### ACTION ITEM:
The expected output is an exact restatement of all the records.

Items from an interface collection:
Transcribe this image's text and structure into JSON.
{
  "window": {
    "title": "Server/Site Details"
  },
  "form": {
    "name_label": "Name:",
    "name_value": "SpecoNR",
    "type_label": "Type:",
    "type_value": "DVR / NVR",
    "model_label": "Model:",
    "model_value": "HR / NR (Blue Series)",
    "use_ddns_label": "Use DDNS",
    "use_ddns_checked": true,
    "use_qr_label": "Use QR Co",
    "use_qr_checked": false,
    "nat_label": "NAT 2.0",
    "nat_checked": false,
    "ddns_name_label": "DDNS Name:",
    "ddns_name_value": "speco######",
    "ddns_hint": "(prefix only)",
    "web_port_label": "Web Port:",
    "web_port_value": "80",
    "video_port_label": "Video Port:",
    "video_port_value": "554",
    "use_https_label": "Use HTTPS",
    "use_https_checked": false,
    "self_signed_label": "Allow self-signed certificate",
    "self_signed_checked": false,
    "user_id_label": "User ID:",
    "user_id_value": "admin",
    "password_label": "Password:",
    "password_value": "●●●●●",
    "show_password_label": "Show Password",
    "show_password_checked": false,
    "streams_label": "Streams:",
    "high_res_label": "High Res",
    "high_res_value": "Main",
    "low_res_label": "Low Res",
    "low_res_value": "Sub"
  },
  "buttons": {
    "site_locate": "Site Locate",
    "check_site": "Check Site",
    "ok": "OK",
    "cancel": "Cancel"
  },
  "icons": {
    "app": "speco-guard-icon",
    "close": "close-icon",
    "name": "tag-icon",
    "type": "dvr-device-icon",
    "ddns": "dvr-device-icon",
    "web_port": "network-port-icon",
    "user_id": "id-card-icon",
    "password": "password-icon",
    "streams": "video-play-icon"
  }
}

### TASK SOLUTION:
Transcribe this image's text and structure into JSON.
{
  "window": {
    "title": "Server/Site Details"
  },
  "form": {
    "name_label": "Name:",
    "name_value": "SpecoNR",
    "type_label": "Type:",
    "type_value": "DVR / NVR",
    "model_label": "Model:",
    "model_value": "HR / NR (Blue Series)",
    "use_ddns_label": "Use DDNS",
    "use_ddns_checked": true,
    "use_qr_label": "Use QR Co",
    "use_qr_checked": false,
    "nat_label": "NAT 2.0",
    "nat_checked": false,
    "ddns_name_label": "DDNS Name:",
    "ddns_name_value": "speco######",
    "ddns_hint": "(prefix only)",
    "web_port_label": "Web Port:",
    "web_port_value": "80",
    "video_port_label": "Video Port:",
    "video_port_value": "554",
    "use_https_label": "Use HTTPS",
    "use_https_checked": false,
    "self_signed_label": "Allow self-signed certificate",
    "self_signed_checked": false,
    "user_id_label": "User ID:",
    "user_id_value": "admin",
    "password_label": "Password:",
    "password_value": "●●●●●",
    "show_password_label": "Show Password",
    "show_password_checked": false,
    "streams_label": "Streams:",
    "high_res_label": "High Res",
    "high_res_value": "Main",
    "low_res_label": "Low Res",
    "low_res_value": "Sub"
  },
  "buttons": {
    "site_locate": "Site Locate",
    "check_site": "Check Site",
    "ok": "OK",
    "cancel": "Cancel"
  },
  "icons": {
    "app": "speco-guard-icon",
    "close": "close-icon",
    "name": "tag-icon",
    "type": "dvr-device-icon",
    "ddns": "dvr-device-icon",
    "web_port": "network-port-icon",
    "user_id": "id-card-icon",
    "password": "password-icon",
    "streams": "video-play-icon"
  }
}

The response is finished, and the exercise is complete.